TASK DETAILS
Every entry that appears below is to be output exactly.

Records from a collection
^^^^^^^^
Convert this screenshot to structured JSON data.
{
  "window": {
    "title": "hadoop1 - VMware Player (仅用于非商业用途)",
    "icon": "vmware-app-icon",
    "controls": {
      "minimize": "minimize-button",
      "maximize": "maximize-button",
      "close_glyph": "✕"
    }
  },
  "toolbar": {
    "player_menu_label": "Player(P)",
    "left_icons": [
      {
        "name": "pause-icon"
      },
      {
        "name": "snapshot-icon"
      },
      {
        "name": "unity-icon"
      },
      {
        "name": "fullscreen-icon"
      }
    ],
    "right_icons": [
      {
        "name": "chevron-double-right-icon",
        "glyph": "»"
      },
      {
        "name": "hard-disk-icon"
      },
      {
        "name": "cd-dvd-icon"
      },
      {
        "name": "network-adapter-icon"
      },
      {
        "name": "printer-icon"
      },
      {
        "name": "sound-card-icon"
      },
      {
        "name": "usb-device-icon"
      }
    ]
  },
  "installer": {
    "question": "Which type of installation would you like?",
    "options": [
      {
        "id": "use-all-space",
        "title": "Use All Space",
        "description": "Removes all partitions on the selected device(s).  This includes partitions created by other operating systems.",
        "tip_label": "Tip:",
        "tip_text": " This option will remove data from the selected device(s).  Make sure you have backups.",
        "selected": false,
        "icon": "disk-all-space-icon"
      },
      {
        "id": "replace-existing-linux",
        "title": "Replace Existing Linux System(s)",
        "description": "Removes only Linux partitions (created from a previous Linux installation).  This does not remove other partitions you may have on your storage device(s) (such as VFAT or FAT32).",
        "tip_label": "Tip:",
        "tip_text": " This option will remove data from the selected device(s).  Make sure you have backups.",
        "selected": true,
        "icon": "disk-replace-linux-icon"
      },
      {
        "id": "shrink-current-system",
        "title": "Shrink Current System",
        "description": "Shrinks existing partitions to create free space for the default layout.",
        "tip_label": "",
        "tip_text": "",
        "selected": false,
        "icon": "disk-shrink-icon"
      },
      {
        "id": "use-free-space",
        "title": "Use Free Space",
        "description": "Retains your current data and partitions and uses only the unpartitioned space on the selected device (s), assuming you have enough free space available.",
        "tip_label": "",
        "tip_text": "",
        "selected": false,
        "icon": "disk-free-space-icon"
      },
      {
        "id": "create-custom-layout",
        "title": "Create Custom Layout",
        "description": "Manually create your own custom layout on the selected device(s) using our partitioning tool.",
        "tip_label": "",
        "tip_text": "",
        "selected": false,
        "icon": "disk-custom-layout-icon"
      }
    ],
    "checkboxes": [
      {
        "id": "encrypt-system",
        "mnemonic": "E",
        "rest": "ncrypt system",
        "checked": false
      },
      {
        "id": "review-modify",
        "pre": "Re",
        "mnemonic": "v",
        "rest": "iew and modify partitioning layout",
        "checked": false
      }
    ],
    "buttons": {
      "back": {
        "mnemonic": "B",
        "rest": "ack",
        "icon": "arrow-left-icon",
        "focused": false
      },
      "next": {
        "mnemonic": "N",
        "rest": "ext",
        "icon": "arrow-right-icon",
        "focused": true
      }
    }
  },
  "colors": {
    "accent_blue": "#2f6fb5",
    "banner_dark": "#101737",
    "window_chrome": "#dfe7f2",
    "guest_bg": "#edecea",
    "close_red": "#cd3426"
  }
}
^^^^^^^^
TASK RESPONSE
Convert this screenshot to structured JSON data.
{
  "window": {
    "title": "hadoop1 - VMware Player (仅用于非商业用途)",
    "icon": "vmware-app-icon",
    "controls": {
      "minimize": "minimize-button",
      "maximize": "maximize-button",
      "close_glyph": "✕"
    }
  },
  "toolbar": {
    "player_menu_label": "Player(P)",
    "left_icons": [
      {
        "name": "pause-icon"
      },
      {
        "name": "snapshot-icon"
      },
      {
        "name": "unity-icon"
      },
      {
        "name": "fullscreen-icon"
      }
    ],
    "right_icons": [
      {
        "name": "chevron-double-right-icon",
        "glyph": "»"
      },
      {
        "name": "hard-disk-icon"
      },
      {
        "name": "cd-dvd-icon"
      },
      {
        "name": "network-adapter-icon"
      },
      {
        "name": "printer-icon"
      },
      {
        "name": "sound-card-icon"
      },
      {
        "name": "usb-device-icon"
      }
    ]
  },
  "installer": {
    "question": "Which type of installation would you like?",
    "options": [
      {
        "id": "use-all-space",
        "title": "Use All Space",
        "description": "Removes all partitions on the selected device(s).  This includes partitions created by other operating systems.",
        "tip_label": "Tip:",
        "tip_text": " This option will remove data from the selected device(s).  Make sure you have backups.",
        "selected": false,
        "icon": "disk-all-space-icon"
      },
      {
        "id": "replace-existing-linux",
        "title": "Replace Existing Linux System(s)",
        "description": "Removes only Linux partitions (created from a previous Linux installation).  This does not remove other partitions you may have on your storage device(s) (such as VFAT or FAT32).",
        "tip_label": "Tip:",
        "tip_text": " This option will remove data from the selected device(s).  Make sure you have backups.",
        "selected": true,
        "icon": "disk-replace-linux-icon"
      },
      {
        "id": "shrink-current-system",
        "title": "Shrink Current System",
        "description": "Shrinks existing partitions to create free space for the default layout.",
        "tip_label": "",
        "tip_text": "",
        "selected": false,
        "icon": "disk-shrink-icon"
      },
      {
        "id": "use-free-space",
        "title": "Use Free Space",
        "description": "Retains your current data and partitions and uses only the unpartitioned space on the selected device (s), assuming you have enough free space available.",
        "tip_label": "",
        "tip_text": "",
        "selected": false,
        "icon": "disk-free-space-icon"
      },
      {
        "id": "create-custom-layout",
        "title": "Create Custom Layout",
        "description": "Manually create your own custom layout on the selected device(s) using our partitioning tool.",
        "tip_label": "",
        "tip_text": "",
        "selected": false,
        "icon": "disk-custom-layout-icon"
      }
    ],
    "checkboxes": [
      {
        "id": "encrypt-system",
        "mnemonic": "E",
        "rest": "ncrypt system",
        "checked": false
      },
      {
        "id": "review-modify",
        "pre": "Re",
        "mnemonic": "v",
        "rest": "iew and modify partitioning layout",
        "checked": false
      }
    ],
    "buttons": {
      "back": {
        "mnemonic": "B",
        "rest": "ack",
        "icon": "arrow-left-icon",
        "focused": false
      },
      "next": {
        "mnemonic": "N",
        "rest": "ext",
        "icon": "arrow-right-icon",
        "focused": true
      }
    }
  },
  "colors": {
    "accent_blue": "#2f6fb5",
    "banner_dark": "#101737",
    "window_chrome": "#dfe7f2",
    "guest_bg": "#edecea",
    "close_red": "#cd3426"
  }
}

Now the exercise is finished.